One P-Day, (August 17, 2013), Alden and I found ourselves free--really free--to go enjoy a whole P-Day doing something we could choose to do. So, we chose the Open Air Museum in Arnhem. This Museum has been created to preserve the Dutch lifestyle through the centuries. There are homes and farmhouses, stores and factories from the 1600's up and including homes as late as 2000. Rather than tear them down, these homes and other buildings are disassembled and moved to this Open Air Museum. You can travel through the museum on an old tram line from the 50's. It really was a great day.
Here are the pictures of all we saw and what we did--except I didn't take any pictures of President shopping. :)
The following are pictures of a barn from 1600's and later. The barns were always attached to the house. Literally, you opened the back door of the house and you opened the front door of the barn. I have not idea how they kept the smell of the barn out of the house.
A pig sty inside the barn. The opening goes to the outdoor area
of the pig pen.
The front door of a farmhouse.
The mantle above the fire and cooking area.
Attached barn again.
Hand painted Delf blue tiles have been used a long time.
Even today, people put 'screens' in their windows so any passerby cannot see directly into the house.
A drawbridge over the canal.
Beautiful roof of thatch and tile.
The ever present windmill.
It is fascinating to watch and hear them working.
Narrow Dutch cobblestone street
It was peaceful and nice to spend a day like this with Alden.
The poorer people painted their wood floors, doors and mantels to look like stone.

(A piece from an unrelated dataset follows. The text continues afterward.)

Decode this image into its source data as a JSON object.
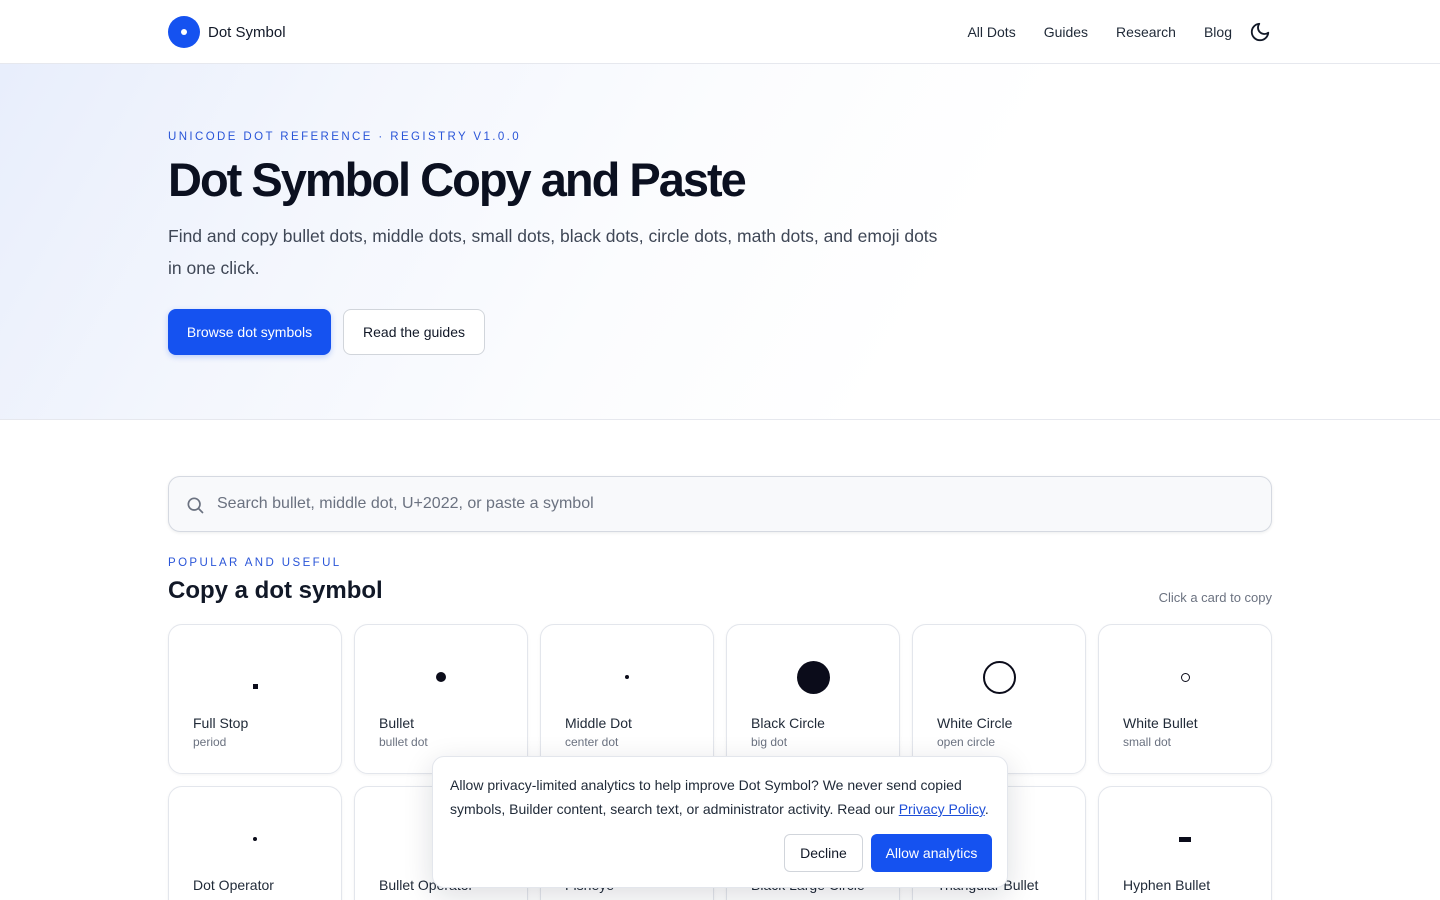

The only other place I have seen this done is building in Utah build by the pioneers who could not afford marble, but wanted their wood to look like marble.
Even a church.
Well furnished barn.
En kaas and roomboterfabriek
A Cheese and Butter Factory
Just a fun day to see something different. I counted it as a great day with Alden.